## WORK TO BE COMPLETED
Wherever a line of the listing holds the string "Sean", copy that line.

## RECORDS PROVIDED
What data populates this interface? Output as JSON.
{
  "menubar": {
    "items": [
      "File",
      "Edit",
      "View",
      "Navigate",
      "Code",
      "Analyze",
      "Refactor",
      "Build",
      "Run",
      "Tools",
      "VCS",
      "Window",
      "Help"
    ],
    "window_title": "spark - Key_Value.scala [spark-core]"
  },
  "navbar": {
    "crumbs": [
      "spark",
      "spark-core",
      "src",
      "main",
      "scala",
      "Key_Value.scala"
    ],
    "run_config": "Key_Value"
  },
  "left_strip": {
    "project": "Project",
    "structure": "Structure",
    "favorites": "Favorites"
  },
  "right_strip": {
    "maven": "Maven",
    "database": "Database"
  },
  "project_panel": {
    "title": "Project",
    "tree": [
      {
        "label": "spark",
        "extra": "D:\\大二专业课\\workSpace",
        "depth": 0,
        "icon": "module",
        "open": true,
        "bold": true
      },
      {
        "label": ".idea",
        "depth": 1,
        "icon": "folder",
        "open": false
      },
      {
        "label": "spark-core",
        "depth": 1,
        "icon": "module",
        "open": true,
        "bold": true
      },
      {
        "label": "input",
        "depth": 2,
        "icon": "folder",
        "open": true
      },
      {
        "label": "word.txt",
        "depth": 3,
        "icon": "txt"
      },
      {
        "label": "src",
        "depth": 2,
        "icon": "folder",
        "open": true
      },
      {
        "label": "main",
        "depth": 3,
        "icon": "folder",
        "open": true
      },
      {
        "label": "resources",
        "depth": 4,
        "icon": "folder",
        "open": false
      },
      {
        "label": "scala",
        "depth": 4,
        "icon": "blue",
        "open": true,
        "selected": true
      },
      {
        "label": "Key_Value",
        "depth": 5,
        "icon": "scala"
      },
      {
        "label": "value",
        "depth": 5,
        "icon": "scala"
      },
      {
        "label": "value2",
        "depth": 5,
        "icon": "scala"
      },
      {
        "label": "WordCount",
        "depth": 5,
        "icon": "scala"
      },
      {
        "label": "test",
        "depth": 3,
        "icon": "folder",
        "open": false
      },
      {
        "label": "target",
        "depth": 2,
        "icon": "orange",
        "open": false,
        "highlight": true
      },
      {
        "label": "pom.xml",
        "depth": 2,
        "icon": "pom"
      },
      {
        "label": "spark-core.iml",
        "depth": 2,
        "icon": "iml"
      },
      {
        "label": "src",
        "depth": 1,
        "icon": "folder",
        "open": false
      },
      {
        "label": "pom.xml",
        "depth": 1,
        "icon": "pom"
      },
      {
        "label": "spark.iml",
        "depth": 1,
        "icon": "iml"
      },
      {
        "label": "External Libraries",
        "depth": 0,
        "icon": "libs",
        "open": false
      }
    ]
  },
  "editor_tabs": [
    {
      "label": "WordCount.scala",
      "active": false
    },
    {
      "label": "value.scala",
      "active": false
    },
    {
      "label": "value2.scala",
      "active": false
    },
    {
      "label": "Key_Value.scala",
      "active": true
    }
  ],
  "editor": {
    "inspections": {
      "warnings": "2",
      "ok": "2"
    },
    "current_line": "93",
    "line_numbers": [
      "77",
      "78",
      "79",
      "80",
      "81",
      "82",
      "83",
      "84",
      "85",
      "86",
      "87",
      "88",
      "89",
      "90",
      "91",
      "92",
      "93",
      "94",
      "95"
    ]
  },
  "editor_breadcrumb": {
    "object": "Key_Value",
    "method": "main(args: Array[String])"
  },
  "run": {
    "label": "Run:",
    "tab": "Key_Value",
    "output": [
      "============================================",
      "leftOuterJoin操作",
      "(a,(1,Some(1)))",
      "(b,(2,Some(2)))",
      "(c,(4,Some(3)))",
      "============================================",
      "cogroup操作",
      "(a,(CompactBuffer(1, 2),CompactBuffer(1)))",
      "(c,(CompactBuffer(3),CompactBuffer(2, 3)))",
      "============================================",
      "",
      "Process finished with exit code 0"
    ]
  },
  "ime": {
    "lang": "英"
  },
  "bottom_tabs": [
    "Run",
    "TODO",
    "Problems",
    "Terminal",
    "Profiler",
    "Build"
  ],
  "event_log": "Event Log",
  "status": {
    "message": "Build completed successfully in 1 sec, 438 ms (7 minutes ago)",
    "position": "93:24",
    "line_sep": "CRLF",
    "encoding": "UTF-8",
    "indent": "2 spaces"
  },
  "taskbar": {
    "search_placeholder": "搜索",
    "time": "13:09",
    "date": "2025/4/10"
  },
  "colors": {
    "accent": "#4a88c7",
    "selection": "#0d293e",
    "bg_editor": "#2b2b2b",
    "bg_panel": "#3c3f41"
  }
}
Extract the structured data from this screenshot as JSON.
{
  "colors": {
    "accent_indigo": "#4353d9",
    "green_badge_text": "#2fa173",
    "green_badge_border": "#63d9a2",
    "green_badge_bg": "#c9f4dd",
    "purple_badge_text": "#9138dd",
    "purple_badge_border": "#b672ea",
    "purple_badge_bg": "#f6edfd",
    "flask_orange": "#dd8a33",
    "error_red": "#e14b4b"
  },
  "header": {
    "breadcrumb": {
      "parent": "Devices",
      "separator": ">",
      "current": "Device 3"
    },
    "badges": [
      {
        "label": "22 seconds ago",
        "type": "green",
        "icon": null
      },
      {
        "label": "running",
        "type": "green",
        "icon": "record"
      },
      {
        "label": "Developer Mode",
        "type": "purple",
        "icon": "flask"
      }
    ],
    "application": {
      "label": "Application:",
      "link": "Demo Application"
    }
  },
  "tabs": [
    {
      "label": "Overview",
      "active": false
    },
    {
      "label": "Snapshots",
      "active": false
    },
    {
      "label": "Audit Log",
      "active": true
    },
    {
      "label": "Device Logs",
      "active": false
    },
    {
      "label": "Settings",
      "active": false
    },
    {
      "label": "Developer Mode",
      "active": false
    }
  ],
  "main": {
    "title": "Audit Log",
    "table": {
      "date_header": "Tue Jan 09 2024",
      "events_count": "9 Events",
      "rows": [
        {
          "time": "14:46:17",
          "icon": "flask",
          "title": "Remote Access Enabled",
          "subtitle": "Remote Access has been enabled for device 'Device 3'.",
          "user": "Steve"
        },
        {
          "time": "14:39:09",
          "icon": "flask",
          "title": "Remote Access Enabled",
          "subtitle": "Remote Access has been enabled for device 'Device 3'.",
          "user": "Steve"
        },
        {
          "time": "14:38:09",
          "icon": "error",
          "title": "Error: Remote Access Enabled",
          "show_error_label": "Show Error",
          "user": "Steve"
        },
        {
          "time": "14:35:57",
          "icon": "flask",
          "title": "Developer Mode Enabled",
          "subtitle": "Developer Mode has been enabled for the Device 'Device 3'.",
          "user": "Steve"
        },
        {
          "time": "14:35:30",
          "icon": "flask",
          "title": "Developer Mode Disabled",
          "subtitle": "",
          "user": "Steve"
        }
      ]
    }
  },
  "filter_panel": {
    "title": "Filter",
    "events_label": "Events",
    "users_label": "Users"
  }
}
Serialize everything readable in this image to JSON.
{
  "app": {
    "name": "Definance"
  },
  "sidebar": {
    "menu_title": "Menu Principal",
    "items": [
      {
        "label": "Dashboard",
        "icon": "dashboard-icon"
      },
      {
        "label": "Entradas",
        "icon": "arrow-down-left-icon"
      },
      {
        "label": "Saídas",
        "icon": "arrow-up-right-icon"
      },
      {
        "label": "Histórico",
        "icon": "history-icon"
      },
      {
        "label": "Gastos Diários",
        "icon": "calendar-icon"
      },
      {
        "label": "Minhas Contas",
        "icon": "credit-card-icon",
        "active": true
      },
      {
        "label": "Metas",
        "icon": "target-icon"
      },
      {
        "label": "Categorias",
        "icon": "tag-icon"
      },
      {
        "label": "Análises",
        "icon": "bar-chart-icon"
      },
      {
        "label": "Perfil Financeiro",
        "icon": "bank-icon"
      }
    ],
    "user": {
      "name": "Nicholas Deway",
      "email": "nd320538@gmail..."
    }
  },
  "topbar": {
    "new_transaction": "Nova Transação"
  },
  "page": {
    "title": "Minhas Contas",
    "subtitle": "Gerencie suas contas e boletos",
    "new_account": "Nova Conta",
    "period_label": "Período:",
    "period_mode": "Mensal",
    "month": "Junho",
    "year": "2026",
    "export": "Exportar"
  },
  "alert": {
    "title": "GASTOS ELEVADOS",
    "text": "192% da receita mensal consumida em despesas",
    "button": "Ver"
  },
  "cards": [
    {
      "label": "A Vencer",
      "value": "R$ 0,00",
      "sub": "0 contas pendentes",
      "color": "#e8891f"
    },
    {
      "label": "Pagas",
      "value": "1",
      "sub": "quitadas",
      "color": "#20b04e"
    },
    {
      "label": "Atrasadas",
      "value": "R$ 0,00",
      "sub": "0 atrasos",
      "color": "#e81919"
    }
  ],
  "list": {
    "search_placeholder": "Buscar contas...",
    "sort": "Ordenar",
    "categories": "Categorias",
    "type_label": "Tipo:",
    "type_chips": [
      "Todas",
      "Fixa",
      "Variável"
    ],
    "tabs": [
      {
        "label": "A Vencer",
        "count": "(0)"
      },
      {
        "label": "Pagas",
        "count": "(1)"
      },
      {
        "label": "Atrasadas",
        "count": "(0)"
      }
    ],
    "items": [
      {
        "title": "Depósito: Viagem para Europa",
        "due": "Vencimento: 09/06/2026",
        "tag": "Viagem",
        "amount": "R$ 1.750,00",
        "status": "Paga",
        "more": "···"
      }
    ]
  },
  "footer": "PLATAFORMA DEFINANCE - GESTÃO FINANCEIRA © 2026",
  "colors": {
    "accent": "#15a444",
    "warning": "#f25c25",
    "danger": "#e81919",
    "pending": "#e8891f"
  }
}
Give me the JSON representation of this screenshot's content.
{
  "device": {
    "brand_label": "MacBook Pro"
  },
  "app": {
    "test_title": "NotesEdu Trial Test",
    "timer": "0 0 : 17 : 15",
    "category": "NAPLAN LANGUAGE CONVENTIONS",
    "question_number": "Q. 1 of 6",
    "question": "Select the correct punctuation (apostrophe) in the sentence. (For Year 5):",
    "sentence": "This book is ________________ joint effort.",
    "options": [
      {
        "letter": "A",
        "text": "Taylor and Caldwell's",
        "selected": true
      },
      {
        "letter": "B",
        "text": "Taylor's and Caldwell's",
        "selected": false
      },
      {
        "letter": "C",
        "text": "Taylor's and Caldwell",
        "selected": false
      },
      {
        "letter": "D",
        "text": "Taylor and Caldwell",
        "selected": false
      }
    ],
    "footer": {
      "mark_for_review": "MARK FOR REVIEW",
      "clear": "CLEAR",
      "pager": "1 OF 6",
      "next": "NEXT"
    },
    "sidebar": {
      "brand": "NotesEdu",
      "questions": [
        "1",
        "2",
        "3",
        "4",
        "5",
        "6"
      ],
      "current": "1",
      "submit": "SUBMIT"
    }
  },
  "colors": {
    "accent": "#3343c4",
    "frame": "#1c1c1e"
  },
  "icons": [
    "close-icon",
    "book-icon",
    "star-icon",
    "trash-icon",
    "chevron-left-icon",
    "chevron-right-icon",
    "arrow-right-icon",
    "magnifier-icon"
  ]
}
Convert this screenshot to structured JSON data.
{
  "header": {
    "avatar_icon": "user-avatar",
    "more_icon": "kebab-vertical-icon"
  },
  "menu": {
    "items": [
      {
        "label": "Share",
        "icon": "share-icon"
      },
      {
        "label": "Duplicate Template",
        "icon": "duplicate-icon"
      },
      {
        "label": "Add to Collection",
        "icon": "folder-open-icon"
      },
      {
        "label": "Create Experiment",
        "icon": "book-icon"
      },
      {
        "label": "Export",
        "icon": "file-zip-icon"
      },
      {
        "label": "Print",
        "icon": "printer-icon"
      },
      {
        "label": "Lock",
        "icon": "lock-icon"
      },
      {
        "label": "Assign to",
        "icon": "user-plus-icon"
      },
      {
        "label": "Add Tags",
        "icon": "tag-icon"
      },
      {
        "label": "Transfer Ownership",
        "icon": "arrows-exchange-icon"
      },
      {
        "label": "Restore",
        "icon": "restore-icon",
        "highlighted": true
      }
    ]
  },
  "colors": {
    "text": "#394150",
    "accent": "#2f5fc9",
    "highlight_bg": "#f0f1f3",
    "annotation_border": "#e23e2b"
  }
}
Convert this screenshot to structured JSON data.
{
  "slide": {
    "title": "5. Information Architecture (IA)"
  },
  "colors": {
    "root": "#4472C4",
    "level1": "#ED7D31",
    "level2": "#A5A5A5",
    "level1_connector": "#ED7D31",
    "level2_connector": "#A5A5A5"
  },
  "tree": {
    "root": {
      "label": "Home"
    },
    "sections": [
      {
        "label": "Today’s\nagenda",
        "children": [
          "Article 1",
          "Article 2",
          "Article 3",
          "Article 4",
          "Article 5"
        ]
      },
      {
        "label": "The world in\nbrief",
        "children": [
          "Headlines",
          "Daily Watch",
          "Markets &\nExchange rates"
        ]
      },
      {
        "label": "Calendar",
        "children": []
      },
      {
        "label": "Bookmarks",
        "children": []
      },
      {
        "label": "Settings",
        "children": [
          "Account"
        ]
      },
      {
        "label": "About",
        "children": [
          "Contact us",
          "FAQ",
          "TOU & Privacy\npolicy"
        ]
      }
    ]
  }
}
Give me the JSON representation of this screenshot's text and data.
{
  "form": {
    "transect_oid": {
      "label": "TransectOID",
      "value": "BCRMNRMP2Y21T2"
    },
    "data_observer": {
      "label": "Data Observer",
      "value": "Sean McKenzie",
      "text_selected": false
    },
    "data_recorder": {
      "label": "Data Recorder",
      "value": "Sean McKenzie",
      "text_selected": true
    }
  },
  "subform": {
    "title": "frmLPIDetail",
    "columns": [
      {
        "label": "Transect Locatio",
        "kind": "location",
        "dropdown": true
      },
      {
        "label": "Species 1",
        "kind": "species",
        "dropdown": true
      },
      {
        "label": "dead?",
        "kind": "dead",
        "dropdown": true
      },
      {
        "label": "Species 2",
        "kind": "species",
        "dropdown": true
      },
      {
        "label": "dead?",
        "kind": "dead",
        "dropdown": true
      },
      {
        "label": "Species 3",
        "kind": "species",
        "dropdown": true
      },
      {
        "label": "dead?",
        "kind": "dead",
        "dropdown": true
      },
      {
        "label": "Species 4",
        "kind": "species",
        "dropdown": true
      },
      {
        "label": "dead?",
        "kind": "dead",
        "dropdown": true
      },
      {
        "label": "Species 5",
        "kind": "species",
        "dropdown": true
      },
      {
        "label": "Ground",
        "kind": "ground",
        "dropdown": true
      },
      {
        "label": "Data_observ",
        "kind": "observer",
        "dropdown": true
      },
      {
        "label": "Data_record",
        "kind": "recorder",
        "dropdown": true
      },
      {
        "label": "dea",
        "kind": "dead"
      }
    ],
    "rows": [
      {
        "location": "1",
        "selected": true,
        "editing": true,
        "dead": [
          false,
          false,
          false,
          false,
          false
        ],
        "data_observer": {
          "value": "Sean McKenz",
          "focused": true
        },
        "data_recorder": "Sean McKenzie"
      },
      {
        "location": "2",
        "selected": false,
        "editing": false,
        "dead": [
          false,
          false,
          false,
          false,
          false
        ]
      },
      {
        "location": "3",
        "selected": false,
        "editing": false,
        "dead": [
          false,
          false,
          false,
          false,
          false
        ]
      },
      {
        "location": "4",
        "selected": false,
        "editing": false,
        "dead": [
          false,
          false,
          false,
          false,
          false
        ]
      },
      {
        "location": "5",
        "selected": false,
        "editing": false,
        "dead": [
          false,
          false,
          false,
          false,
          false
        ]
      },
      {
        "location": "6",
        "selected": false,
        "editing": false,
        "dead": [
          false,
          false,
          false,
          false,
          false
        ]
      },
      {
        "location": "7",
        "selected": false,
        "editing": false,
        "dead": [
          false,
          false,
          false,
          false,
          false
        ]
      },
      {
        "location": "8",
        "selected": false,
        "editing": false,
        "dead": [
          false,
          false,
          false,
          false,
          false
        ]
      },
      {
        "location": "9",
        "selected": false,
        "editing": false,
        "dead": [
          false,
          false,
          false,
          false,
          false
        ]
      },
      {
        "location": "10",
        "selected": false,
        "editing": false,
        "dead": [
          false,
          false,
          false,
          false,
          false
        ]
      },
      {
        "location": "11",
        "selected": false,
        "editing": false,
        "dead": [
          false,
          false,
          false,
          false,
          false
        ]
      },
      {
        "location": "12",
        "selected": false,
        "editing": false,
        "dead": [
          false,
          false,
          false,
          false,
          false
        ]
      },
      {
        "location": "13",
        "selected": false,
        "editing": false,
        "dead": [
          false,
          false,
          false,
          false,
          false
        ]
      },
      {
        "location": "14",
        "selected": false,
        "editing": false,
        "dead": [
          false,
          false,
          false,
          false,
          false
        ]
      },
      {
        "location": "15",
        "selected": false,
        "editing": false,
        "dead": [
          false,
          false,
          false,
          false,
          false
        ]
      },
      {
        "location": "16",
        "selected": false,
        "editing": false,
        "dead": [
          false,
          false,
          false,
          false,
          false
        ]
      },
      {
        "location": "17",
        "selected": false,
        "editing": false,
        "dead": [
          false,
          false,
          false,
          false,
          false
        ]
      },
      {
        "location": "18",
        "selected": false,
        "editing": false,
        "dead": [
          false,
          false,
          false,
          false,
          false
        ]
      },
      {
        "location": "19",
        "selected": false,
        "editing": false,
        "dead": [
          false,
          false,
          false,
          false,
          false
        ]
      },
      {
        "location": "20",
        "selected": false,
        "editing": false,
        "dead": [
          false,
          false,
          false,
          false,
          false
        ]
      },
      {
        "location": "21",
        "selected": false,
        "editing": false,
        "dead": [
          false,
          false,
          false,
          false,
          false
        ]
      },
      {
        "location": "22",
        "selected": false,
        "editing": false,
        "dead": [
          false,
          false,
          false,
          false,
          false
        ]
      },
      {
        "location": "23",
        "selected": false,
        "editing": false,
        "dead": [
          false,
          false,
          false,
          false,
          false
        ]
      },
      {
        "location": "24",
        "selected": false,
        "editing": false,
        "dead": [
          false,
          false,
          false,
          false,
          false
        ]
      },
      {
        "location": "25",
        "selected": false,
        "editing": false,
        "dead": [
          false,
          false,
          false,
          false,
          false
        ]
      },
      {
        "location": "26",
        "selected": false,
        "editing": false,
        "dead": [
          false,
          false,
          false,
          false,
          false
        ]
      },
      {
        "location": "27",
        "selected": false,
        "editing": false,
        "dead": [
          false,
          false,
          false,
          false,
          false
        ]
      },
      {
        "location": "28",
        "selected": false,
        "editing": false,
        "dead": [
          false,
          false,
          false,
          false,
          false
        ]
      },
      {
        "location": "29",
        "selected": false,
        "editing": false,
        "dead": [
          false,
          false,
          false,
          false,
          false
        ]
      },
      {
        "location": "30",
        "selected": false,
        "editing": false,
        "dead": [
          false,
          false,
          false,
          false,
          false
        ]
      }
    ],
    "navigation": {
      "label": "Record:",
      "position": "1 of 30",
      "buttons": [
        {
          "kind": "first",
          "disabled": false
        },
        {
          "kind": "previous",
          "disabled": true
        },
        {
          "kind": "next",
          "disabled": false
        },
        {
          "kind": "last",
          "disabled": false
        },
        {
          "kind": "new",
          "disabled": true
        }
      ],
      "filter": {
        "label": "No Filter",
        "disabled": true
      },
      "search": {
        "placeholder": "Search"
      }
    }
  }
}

## ANSWER TO THIS EXERCISE
      "value": "Sean McKenzie",
      "value": "Sean McKenzie",
          "value": "Sean McKenz",
        "data_recorder": "Sean McKenzie"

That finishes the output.